As the higher-education gold rush recedes, the design approach needs to be more about the experience and less about the building, writes Adam Scott
I enjoyed – and largely agreed with – Richard Waite’s analysis of the drying up of large university-based architectural projects. The gold rush is over, and thank goodness. If the reason for the gargantuan appetite among Britain’s universities for new buildings was indeed the need to attract students, then what a colossal waste of money. As research by the likes of NSS (National Student Survey) shows, students don’t choose one university over another on the basis of campus hardware, however shiny it may be.
Today’s students are after something entirely different. They are natural fans of Jan Gehl’s dictum ‘first life, then spaces, then buildings – the other way around never works’. They understand the campus as a place of people, a network of friendships, a digital and physical space, live and ever-relevant, a place of great cultural and social exchange. Informed by antiquity’s agora and increasingly modelled on today’s MIT-influenced notion of the innovation cluster, such a place is inherently fluid. Its energy is born of the free flow of people, programme and space, the last of these ever-responsive to – and therefore determined by – evolving economies of need and want.
Seduced by the building as icon, they’ve taken the eye off the experience ball, a mistake that may come to haunt them
This is not to say that university architecture is unimportant. Rather that it is but one channel for the activation of a campus designed to attract, involve and give students a genuine sense of belonging. Here in this giant petri dish of experience, places and spaces are the malleable servants of people and culture, of brand and identity, and of services and technology. The making of a truly sticky campus is a design that begins with not a building masterplan but an experience masterplan. It begins with life, with the needs and wants of students, and not bricks and mortar.
In which case, future campus (re)makers would do well to take their cue not from the building as spectacle, but from the omnichannel strategies of out-of-sector brands and organisations. Fine examples might include Airbnb, Nike and Panorama Festival. Briefly:
- The first’s where everyone wants to work, it’s offices unfinished and perpetually (re)designed by its employees.
- The second’s NYC flagship store is where everyone wants to go, its ever-morphing hub of traditional shop, customisation workshops and the digital is a bona fide new frontier experience.
- The third’s where everyone wants to play, its intricate weave of smart and soul a lesson in the art of the curated festival.
Massively customer-focused, all three – and others like them – operate an experience-first approach, are ever-alert to the now, and not one is spending the sort of money they can ill afford.
All of which, no doubt, may come as a surprise to heads of campus estates, their mantra ‘build and they will come’ is the logic that served to drive the gold rush, a logic that reverses Gehl’s dictum, and that sees universities servicing eyewatering debts, and just when Brexit and the Augar report into higher education funding threaten to suck the life out of future capital expenditure plans. Seduced by the building as icon, they’ve taken the eye off the experience ball, a mistake that may come to haunt them.

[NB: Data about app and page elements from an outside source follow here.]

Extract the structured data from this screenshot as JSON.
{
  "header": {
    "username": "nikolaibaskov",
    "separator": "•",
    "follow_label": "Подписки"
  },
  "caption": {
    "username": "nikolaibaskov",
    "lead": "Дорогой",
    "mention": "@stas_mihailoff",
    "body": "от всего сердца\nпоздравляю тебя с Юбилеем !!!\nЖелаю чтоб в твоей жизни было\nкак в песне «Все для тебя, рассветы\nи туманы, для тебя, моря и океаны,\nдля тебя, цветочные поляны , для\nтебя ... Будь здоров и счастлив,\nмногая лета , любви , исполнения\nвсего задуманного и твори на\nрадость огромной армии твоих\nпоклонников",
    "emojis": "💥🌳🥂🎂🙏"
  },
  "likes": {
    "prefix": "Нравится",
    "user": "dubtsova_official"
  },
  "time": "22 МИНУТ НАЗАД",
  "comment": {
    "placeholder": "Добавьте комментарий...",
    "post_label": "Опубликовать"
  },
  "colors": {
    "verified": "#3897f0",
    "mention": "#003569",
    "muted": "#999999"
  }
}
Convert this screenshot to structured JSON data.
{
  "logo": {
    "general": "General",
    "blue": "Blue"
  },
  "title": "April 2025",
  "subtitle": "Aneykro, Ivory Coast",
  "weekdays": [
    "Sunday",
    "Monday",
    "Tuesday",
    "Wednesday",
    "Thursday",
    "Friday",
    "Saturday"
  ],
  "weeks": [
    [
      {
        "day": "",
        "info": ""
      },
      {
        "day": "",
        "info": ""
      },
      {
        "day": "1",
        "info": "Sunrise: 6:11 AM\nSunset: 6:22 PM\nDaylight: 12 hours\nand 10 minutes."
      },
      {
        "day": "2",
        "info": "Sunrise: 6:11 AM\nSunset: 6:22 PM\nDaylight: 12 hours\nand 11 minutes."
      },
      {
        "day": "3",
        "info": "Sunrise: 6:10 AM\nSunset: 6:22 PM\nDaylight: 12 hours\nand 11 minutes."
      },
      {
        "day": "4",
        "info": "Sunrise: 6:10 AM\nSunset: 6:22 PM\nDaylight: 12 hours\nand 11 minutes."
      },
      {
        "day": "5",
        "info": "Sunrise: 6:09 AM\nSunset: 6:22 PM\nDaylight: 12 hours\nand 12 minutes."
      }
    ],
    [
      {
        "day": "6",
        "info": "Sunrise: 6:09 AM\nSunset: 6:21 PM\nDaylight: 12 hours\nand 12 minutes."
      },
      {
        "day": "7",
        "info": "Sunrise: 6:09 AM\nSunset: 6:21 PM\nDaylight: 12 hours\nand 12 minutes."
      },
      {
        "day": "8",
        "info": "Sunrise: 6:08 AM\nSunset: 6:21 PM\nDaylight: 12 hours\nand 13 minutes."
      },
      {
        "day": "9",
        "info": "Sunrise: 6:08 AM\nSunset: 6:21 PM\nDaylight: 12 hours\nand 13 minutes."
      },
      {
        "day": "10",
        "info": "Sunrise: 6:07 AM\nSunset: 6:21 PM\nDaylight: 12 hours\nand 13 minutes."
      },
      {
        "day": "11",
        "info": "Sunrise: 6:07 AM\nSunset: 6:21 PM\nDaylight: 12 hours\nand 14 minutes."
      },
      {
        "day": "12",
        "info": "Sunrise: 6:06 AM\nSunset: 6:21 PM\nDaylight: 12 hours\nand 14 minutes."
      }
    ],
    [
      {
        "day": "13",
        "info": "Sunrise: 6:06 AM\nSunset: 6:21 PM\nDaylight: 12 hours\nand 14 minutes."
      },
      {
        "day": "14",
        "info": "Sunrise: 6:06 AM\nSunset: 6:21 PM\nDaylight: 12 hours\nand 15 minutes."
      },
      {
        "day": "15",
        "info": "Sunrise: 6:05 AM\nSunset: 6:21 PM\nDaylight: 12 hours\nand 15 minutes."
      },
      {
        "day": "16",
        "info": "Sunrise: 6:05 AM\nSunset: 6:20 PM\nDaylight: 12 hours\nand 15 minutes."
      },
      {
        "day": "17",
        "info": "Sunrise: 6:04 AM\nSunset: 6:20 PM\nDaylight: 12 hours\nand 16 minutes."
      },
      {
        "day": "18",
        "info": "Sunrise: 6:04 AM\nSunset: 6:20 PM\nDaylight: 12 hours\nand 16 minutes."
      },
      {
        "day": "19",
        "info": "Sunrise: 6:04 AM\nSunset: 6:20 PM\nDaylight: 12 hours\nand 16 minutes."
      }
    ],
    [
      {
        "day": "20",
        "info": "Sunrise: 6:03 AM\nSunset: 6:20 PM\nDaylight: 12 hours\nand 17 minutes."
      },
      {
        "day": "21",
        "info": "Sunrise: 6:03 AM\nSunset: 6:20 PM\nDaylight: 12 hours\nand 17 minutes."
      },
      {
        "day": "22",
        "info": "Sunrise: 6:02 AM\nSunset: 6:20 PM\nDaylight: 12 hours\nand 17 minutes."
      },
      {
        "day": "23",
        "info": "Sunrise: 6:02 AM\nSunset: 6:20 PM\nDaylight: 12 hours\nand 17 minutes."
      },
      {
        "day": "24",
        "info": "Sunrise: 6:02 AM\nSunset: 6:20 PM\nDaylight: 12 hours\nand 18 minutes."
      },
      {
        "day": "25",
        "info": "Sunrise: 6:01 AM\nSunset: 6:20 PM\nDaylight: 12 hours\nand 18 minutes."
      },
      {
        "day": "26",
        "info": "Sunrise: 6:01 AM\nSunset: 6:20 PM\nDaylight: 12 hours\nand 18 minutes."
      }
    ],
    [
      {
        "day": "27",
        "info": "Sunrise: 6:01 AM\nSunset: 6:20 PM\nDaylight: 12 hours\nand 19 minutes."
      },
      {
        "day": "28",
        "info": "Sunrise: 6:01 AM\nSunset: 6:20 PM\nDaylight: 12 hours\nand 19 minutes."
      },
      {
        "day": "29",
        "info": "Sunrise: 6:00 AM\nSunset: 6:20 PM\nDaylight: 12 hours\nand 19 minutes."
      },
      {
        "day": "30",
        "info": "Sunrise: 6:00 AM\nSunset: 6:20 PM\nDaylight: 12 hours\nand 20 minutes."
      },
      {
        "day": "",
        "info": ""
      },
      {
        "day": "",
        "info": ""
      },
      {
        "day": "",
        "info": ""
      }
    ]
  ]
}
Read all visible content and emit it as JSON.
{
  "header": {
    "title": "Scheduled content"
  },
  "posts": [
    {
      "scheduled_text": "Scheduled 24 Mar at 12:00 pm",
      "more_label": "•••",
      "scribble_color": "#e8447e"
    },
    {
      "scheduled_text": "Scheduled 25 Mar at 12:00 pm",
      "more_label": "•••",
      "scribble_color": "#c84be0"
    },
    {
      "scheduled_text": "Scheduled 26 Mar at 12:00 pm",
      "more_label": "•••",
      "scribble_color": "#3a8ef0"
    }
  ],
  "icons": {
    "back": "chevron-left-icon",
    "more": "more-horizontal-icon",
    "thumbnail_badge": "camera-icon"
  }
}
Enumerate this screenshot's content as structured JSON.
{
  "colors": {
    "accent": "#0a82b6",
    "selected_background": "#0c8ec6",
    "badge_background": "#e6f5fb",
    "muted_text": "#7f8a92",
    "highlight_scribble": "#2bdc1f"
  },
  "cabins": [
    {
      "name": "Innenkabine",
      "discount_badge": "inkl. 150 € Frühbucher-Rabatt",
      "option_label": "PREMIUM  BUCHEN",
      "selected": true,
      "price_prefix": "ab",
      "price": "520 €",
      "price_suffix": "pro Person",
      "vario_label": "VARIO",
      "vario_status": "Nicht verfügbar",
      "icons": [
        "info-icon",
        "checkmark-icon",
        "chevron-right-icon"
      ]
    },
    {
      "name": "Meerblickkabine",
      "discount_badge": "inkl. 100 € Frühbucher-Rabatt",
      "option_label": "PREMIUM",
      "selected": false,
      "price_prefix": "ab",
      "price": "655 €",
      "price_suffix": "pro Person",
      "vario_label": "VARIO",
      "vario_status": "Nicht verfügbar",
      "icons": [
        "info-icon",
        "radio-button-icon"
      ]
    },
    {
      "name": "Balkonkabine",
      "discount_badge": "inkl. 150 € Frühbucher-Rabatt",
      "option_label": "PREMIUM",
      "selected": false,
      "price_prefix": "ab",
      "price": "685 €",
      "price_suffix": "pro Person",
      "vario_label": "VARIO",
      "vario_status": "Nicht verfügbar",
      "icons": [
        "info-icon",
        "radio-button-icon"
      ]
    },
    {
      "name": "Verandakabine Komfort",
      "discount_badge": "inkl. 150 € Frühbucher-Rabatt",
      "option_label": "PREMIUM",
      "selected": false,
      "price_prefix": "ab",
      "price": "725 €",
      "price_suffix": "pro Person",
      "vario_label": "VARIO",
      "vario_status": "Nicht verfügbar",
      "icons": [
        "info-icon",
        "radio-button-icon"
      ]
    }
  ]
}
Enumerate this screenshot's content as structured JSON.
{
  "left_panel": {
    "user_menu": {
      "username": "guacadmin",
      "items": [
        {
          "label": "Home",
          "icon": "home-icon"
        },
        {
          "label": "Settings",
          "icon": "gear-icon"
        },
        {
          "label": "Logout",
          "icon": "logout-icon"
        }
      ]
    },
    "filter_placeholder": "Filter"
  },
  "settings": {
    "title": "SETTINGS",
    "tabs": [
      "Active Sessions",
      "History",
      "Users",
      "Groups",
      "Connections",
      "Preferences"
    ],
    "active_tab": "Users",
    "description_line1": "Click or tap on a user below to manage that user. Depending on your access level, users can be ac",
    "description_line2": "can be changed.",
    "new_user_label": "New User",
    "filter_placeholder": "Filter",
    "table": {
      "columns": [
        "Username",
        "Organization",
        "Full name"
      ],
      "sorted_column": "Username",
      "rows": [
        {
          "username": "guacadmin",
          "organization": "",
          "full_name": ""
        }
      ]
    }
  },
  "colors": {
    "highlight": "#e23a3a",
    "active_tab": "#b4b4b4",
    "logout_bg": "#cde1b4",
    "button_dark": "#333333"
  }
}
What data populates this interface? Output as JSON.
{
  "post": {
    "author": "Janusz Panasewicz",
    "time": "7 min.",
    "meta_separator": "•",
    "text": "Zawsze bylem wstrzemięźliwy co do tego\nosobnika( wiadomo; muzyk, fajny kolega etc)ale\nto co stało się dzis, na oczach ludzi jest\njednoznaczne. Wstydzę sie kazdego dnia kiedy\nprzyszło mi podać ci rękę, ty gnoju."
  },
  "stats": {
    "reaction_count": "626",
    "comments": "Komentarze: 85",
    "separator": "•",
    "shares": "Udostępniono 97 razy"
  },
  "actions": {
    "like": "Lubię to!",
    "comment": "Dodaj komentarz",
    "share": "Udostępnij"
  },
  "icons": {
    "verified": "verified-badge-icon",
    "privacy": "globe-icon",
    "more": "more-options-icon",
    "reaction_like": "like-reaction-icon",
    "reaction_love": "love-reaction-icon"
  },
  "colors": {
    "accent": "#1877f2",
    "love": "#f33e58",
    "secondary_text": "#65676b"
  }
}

To champion the experience-first approaches of the likes of Airbnb, Nike or Panorama over the spectacle of the newly (re)built campus is not to trivialise the quality of Britain’s campus-based architectural projects. Rather, it is an approach that puts experience first, advocating a genuinely holistic strategy for creating campus universities that people want to attend, now and in the future. Less Royal Festival Hall and more Glastonbury Festival, it’s an approach that returns the architect and the building to their rightful place: the experiencing human.
Adam Scott is global creative director and founder of Experience Masterplanners FreeState. He is currently working on multiple experience-first campus projects, in Britain and in Australia